Student Learning Outcomes
The Grand Challenge Learning Initiative has established the following Student Learning Outcomes, which are incorporated into every GCL class. Our learning outcomes are designed to align with the campus-wide goals of building students' abilities to think critically, solve problems, generate new ideas and create knowledge, make connections between academic disciplines, respect and understand differences, and develop as citizens and leaders.
1: Intellectual Reasoning and Knowledge
Students in Grand Challenge Learning will acquire broad, interdisciplinary knowledge in one grand challenge area (Health & Wellness, Inequality & Cultural Understanding, or Sustainability, Energy, & Environment) and will understand how and why these issues transcend disciplinary boundaries.
2: Creative Inquiry and Discovery
Students in Grand Challenge Learning will apply their knowledge of the grand challenge areas by identifying the level of complexity involved in the grand challenge issue, recognizing ways to address the challenge, and taking an active role in demonstrating their learning and proposed solutions through various interactive strategies.
3: Effective Leadership and Community Engagement
Students in Grand Challenge Learning will bridge the gap between theory and practice to apply what they have learned in collaboration with faculty, other students and/or community groups, including groups that consist of individuals outside the student’s major area of study and/or college.
4: Social Awareness and Cultural Understanding
Students in the Grand Challenge Learning will be able to critically reflect on the Grand Challenge areas through encountering and writing about a range of social and cultural perspectives that illustrative reasoned arguments about the role of these differences in the grand challenge itself.
5: Global Consciousness

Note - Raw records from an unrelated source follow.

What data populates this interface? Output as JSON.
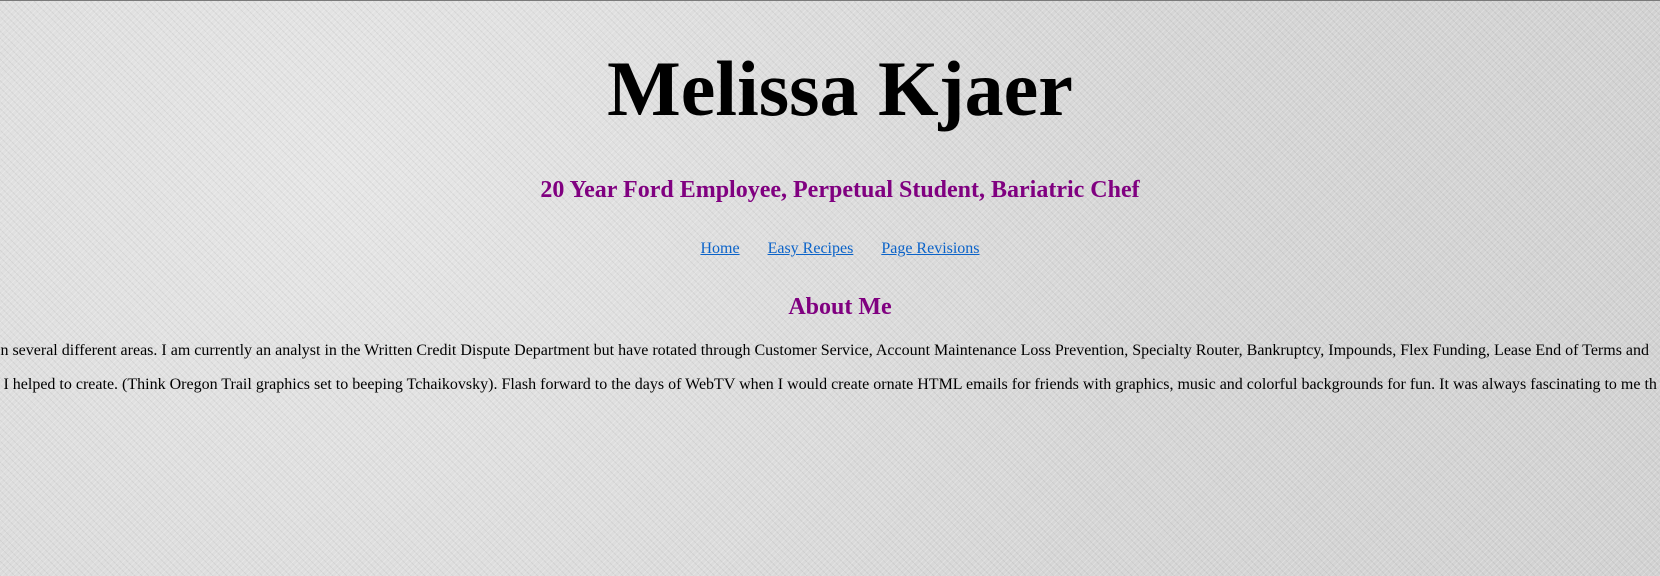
{
  "header": {
    "title": "Melissa Kjaer",
    "tagline": "20 Year Ford Employee, Perpetual Student, Bariatric Chef"
  },
  "nav": {
    "items": [
      {
        "label": "Home"
      },
      {
        "label": "Easy Recipes"
      },
      {
        "label": "Page Revisions"
      }
    ]
  },
  "about": {
    "heading": "About Me",
    "paragraphs": [
      "in several different areas. I am currently an analyst in the Written Credit Dispute Department but have rotated through Customer Service, Account Maintenance Loss Prevention, Specialty Router, Bankruptcy, Impounds, Flex Funding, Lease End of Terms and",
      "t I helped to create. (Think Oregon Trail graphics set to beeping Tchaikovsky). Flash forward to the days of WebTV when I would create ornate HTML emails for friends with graphics, music and colorful backgrounds for fun. It was always fascinating to me th"
    ]
  },
  "colors": {
    "heading_purple": "#800080",
    "link_blue": "#0b63c9",
    "background_gray": "#dcdcdc"
  }
}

Students in Grand Challenge Learning will understand the complexity of the grand challenge areas in relation to how they are interdependent, interdisciplinary, and affected by local and global systems.